--- Given records Enclosed Below ---
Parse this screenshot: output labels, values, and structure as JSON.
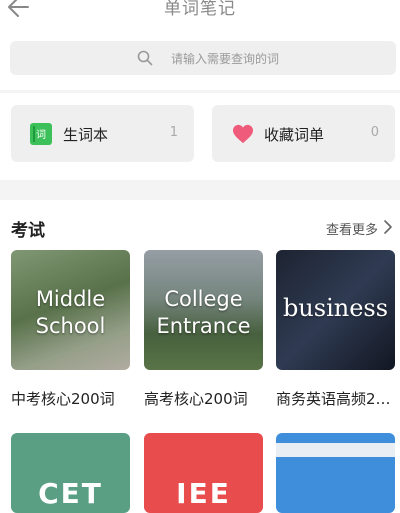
{
  "header": {
    "title": "单词笔记",
    "back_icon": "arrow-left-icon"
  },
  "search": {
    "placeholder": "请输入需要查询的词",
    "icon": "search-icon"
  },
  "cards": [
    {
      "label": "生词本",
      "count": "1",
      "icon": "vocab-book-icon",
      "icon_text": "词",
      "icon_color": "#3cc15a"
    },
    {
      "label": "收藏词单",
      "count": "0",
      "icon": "heart-icon",
      "icon_color": "#ef5b7a"
    }
  ],
  "exam_section": {
    "title": "考试",
    "see_more": "查看更多",
    "see_more_icon": "chevron-right-icon",
    "tiles": [
      {
        "image_lines": [
          "Middle",
          "School"
        ],
        "caption": "中考核心200词"
      },
      {
        "image_lines": [
          "College",
          "Entrance"
        ],
        "caption": "高考核心200词"
      },
      {
        "image_lines": [
          "business"
        ],
        "caption": "商务英语高频2…"
      }
    ],
    "bottom_tiles": [
      {
        "text": "CET",
        "color": "#5a9e83"
      },
      {
        "text": "IEE",
        "color": "#e84c4c"
      },
      {
        "text": "",
        "color": "#3f8edb"
      }
    ]
  }
}
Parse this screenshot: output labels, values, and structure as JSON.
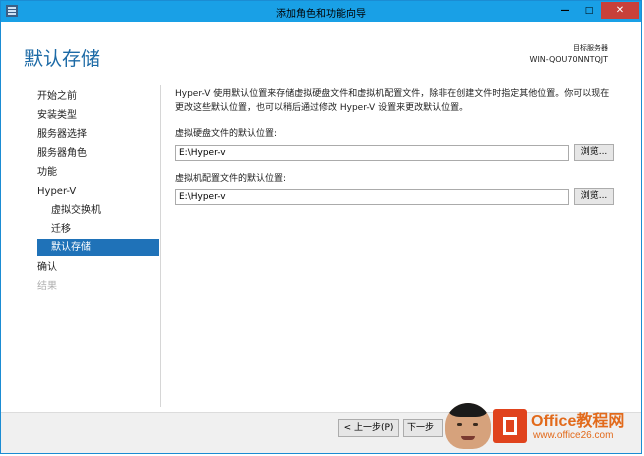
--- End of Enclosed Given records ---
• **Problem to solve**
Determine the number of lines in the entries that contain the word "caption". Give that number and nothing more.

• **Result of the task**
3